How many jobs can a wheelchair user reach using public transport? Combining accessibility with potential jobs for wheelchair users is a useful way to show how access is good for individuals and the economy. We can add in anyone with difficulty walking, and also people taking their children to childcare near their workplace. In a Canadian study, the authors evaluated public transport networks in Montreal and Toronto, where both cities are retrofitting their networks to ensure that all individuals can use the public transport system. The objective was to create a method to identify gaps in accessibility by public transport to jobs for wheelchair users. Once the method was devised, they applied it to both cities, to calculate the number of jobs that can be reached within 45 minutes of travel by public transport by a wheelchair user compared to the number of job a non wheelchair user can access. In Toronto, wheelchair users have access to 75% of jobs compared to non wheelchair users. In Montreal this figure drops to 46%. The main reason for the difference is that Montreal has less accessible subway stations than Toronto. The title of the article is, Comparing accessibility to jobs by public transport for individuals with and without a physical disability. The article covers the development of the methodology, the results and analysis. It is worth noting that if wheelchair users can get out and about easily, others with mobility issues will also be served. So it is not just about a niche group particularly as our population ages.
Here are three book chapters on universal design in transportation from Towards User-Centric Transport in Europe.From the perspective of inclusion they cover research, policy development, and new technologies.
Abstract item 1. Mainstreaming disability aspects following the universal design concept guarantees that the deliverables of a transport-related research project do not result in new barriers for people with disabilities and they can enjoying the benefits of the innovation and development on equal basis with other passengers. Using the method of mainstreaming disability does not exclude the necessity of conducting special disability-related transport research. This twin-track approach can significantly increase the accessibility of transport for all.
Abstract item 2. This paper will look into the use of UD as a policy objective for transport policy, using Norwegian experience as an example. UD was adopted as one of the four major policy objectives in Norwegian transport policy in 2009. However, from 2018 onwards UD is no longer a main policy objective. This experience with UD as a policy objective is used as an empirical backdrop for a more principal discussion on the usefulness of UD in transport and mobility. I conclude by pointing at UD as a useful vision, but difficult policy objective.
Abstract item 3. This chapter examines findings from four focus groups with 36 older people examining the importance of mobility and future changes in mobility and transport. Older people were generally sceptical of potential transport futures, though they welcome technologies that reduce physical difficulty in mobility, gave real-time information, and reduced issues with interchange. There were mixed feelings of automated vehicles, often dependent upon the individual’s willingness to accept technology taking over their own skills and abilities, trust in the technology and concerns over future built environments.
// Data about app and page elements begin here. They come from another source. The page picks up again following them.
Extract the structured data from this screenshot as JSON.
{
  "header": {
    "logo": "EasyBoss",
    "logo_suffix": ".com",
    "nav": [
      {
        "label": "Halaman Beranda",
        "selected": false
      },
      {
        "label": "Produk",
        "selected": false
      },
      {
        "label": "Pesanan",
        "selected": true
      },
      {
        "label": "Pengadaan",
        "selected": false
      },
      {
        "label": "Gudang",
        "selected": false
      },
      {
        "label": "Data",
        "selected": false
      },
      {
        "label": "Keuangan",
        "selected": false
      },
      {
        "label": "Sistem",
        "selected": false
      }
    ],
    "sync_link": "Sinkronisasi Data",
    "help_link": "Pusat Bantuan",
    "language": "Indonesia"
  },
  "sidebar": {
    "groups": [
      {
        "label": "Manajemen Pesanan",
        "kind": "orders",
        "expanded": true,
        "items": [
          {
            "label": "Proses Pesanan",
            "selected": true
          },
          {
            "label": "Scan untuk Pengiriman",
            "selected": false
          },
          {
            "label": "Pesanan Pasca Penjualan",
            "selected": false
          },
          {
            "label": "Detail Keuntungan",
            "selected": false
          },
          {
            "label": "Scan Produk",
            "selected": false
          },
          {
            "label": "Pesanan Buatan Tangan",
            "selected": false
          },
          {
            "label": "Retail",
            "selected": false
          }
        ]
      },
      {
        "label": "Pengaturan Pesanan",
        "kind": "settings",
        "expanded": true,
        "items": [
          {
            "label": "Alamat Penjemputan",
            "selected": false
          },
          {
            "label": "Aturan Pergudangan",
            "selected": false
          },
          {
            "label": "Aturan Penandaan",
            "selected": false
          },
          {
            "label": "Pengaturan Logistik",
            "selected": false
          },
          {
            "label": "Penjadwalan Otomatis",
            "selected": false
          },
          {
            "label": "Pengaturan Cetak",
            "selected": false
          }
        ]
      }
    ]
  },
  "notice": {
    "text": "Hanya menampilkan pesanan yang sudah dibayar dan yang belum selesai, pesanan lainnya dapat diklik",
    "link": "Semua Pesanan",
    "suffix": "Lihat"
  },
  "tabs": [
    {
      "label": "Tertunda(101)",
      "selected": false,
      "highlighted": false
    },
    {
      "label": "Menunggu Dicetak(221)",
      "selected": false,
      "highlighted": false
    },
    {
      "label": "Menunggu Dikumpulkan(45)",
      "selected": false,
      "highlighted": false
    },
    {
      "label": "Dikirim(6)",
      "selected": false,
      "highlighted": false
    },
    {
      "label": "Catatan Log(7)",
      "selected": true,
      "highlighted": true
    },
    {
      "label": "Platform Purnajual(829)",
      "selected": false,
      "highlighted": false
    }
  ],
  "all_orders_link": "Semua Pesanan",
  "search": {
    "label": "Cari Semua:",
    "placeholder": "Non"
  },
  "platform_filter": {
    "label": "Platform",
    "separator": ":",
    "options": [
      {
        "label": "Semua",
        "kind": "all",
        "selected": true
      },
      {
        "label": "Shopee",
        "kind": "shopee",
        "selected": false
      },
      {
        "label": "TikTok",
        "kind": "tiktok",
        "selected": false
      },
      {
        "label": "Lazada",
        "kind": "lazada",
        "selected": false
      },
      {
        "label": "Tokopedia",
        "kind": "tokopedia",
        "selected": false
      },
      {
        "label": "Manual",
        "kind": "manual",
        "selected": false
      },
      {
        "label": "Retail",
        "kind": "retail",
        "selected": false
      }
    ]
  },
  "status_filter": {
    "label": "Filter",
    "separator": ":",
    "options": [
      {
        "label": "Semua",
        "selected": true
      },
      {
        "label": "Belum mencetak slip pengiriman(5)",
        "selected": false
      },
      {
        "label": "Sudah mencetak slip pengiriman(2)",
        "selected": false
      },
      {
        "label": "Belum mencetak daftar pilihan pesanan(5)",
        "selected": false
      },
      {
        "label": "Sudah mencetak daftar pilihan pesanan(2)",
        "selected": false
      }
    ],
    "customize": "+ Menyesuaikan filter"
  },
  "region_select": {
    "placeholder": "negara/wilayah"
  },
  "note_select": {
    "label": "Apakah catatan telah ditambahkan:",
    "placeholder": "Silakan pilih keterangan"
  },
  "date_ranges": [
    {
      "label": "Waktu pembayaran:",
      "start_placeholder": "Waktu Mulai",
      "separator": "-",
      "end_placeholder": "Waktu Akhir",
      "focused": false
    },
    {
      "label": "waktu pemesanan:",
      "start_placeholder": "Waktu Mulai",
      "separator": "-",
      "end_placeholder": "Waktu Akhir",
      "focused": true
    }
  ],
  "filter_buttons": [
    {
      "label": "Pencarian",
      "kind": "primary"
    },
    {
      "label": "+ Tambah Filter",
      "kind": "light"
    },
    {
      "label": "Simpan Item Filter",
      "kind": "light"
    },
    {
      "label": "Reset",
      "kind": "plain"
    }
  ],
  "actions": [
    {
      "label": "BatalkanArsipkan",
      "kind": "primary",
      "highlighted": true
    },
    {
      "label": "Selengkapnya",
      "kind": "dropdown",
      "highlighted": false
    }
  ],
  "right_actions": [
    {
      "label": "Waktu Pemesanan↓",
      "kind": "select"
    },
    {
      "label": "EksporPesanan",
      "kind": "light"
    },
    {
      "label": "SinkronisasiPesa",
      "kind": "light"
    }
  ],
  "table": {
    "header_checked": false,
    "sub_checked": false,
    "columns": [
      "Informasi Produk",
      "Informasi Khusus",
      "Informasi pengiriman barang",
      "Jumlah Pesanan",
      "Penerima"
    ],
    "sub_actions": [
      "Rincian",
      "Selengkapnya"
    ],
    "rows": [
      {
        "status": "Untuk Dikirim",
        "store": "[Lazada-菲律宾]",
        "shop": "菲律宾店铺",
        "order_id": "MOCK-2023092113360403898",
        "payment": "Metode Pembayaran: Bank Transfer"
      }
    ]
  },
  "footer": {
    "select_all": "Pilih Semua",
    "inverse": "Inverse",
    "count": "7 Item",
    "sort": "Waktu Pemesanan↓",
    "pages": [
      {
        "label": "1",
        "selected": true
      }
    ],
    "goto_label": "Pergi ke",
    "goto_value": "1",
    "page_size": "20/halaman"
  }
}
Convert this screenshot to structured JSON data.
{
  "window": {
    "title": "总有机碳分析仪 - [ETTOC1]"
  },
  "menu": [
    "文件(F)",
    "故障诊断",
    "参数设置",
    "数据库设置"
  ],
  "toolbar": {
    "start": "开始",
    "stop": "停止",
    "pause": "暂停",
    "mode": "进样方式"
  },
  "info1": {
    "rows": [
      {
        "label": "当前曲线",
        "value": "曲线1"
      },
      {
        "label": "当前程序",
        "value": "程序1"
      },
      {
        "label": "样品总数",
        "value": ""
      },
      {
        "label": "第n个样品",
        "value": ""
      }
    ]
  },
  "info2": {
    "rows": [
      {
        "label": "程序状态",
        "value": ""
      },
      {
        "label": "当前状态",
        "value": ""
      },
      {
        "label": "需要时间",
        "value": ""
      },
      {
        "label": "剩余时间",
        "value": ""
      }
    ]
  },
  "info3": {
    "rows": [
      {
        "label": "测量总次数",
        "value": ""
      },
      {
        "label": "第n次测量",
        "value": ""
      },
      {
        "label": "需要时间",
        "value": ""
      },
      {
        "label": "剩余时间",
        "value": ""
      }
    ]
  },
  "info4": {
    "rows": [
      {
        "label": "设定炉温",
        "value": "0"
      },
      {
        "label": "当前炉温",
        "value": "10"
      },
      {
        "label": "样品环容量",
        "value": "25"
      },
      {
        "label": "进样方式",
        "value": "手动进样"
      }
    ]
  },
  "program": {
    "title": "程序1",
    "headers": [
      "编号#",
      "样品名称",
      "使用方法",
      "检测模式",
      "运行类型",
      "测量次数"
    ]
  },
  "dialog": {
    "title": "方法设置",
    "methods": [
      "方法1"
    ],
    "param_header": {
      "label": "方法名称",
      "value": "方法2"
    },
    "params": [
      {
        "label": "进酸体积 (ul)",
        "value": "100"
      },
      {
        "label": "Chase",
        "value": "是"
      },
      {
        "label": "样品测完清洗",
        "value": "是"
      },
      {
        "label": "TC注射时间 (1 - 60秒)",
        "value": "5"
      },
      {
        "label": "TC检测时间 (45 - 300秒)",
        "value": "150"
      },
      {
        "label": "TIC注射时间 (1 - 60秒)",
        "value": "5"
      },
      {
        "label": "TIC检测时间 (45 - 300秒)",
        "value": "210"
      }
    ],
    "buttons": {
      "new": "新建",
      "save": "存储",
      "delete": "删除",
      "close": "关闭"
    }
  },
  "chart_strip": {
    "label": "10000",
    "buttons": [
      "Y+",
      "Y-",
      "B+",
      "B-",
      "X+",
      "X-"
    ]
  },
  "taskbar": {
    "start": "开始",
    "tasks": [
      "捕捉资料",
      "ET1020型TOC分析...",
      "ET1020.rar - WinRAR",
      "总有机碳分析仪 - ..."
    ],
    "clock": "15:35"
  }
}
Worried that a driverless car won’t see or detect you? With a driver you can check to see if they are looking your way, but if there is no driver, that can be a worry. Autonomous vehicles are posing many problems for designers who are grappling with most of them quite successfully. So for this problem Jaguar has come up with a car with googly eyes. The “eyes” don’t “see” you, but it can give confidence that you have been detected because the eyes follow you as you cross the pedestrian crossing. I should think that once we get used to automated vehicles, eventually eyes will be phased out. Amy Child from Arupgave an entertaining presentation on this and other aspects of the move to driverless cars, including the googly eyes. The transcript of Amy’s keynote presentation can be downloaded in Word.